Clayton Kershaw is the Dodgers MVP, no brainer. Well, except that Adrian Gonzalez has performed day-in and day-out all season long. But, none of that mattered before Yasiel Puig burst onto the scene in June. True, but Puig's success was directly aligned with Hanley Ramirez, and Hanley has been more consistent that Puig.
So, just who is the Dodgers MVP? With 31 games left in the regular season, things are winding down and everyone is eager to hand out those end-of-the-year awards that always tend to create a tornado of debates. On Sunday, Don Mattingly offered his thoughts on the matter, so let's take a look at some candidates.
Clayton Kershaw is not only an easy choice for MVP of the Dodgers, but his case for National League MVP (you know, the one that's an actual award) is getting stronger with each start. He is having a record-setting season with a 1.72 ERA that would rank fifth all-time in the franchise if the season ended today. That is even better than Sandy Koufax!
Kershaw gives the Dodgers a chance to win with every start. He gave up four runs twice this season, but never any more than that, and has 21 starts of two earned runs or less. He consistently gives the bullpen a break with only five (update: six) starts of less than seven innings, so his impact on the mound is felt for days since the bullpen gets some time off.
The last time a pitcher won the MVP award in the National League was the Dodger's Sandy Koufax in 1963.
Adrian Gonzalez has been the most consistent position player on the team. While it seemed every player went through their share of injuries and slumps, Gonzalez shows up to play everyday. In the darker times at the start of the season, Gonzalez provided a majority of the team's offense, and continued to be a force with the bat when he got some protection in the form of Hanley Ramirez and Yasiel Puig starting in June.
Gonzalez leads the club in games played, runs scored, hits, doubles, home runs, RBI's, total bases and has strong support of his manager, Don Mattingly. On Sunday, Mattingly praised his first baseman, "I think over the course of the whole season, Adrian has been our guy because he has been the guy who has been able to put in the lineup everyday." He continued, "When, in early times, we struggled for offense, he was the guy that basically could give us that offense, he has been consistent when everyone else has gotten rolling, he has been doing his thing."
Many are quick to credit Puig and Ramirez for the Dodgers hot turnaround, saying that without them the Dodgers never would have been a winning team. Sure, throw in two insanely hot bats instead of a set of utility infielders and your team is going to get a lot better.
Problem is, how do you choose one as your MVP. They both missed the first two months of the season, and if you get one without the other, their impact would not have been as direct.

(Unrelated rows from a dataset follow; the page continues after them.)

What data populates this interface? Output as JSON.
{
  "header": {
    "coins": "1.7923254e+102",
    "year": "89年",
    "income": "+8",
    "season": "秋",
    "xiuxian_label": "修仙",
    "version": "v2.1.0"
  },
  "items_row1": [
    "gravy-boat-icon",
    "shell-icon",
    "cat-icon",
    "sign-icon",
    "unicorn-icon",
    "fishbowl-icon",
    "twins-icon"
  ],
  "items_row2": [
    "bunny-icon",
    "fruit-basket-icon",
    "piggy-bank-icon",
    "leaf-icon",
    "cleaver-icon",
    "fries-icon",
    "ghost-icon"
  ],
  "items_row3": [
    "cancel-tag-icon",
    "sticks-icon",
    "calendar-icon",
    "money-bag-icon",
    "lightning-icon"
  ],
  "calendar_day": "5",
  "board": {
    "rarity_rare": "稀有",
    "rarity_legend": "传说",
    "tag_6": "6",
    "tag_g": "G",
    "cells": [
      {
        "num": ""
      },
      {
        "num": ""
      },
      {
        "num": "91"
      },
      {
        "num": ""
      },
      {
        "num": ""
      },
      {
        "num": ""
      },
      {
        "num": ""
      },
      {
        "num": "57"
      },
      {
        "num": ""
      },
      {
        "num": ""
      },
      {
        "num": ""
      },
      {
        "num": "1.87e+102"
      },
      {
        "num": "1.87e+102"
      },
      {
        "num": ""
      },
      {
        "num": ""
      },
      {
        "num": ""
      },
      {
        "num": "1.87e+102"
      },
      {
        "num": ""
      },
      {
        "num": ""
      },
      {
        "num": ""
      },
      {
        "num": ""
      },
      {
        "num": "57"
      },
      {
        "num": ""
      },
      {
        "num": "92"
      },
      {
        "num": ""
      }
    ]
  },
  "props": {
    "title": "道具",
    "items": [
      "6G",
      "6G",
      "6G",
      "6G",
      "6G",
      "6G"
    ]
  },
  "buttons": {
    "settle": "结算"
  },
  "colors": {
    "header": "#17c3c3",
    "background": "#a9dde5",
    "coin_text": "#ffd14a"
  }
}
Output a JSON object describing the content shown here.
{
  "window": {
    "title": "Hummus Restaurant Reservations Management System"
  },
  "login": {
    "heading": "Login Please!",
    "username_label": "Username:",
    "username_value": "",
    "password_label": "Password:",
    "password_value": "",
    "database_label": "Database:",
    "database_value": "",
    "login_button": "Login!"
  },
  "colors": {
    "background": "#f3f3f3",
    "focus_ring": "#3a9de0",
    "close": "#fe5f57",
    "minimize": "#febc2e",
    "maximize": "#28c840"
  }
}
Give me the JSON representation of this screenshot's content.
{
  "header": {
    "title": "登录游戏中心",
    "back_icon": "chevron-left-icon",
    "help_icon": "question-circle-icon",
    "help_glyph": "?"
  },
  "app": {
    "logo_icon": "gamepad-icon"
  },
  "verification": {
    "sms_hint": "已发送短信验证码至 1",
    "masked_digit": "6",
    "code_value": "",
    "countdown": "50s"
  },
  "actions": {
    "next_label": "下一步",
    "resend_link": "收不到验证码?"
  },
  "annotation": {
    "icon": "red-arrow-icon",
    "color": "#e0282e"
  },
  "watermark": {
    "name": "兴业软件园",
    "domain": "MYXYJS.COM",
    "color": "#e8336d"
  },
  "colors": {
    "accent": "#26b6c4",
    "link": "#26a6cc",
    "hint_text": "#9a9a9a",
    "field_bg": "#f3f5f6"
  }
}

Having the luxury to argue over so many potential MVP-type players is a true sign to how good this team has played, something that Mattingly focused on more instead of a single player, "It's been a team thing, there have been a lot of guys who have had a good season and that's what we have talked about in the past. If you're going to be successful, you're going to have a lot of guys having a good season."
He continued, "When you win a lot of things have to go right, and then you have to pick one guy who has maybe been above and beyond that, and that's where you hopeful have to be splitting hairs at that point."
Splitting hairs is exactly what happens when arguing for Kershaw/Gonzalez/Ramirez/Puig as the Dodgers MVP. If that is one of the spoils of a $200 million payroll, then fans are definitely going to enjoy the team's new ownership.
Clayton Kershaw, the Dodgers unofficial MVP, takes the mound on Tuesday against the Chicago Cubs as he looks to continue his season-long dominance and gain more support for his NL MVP campaign (Updated: Kershaw may have only lasted 5.2 innings on Tuesday, but trust me, still MVP material)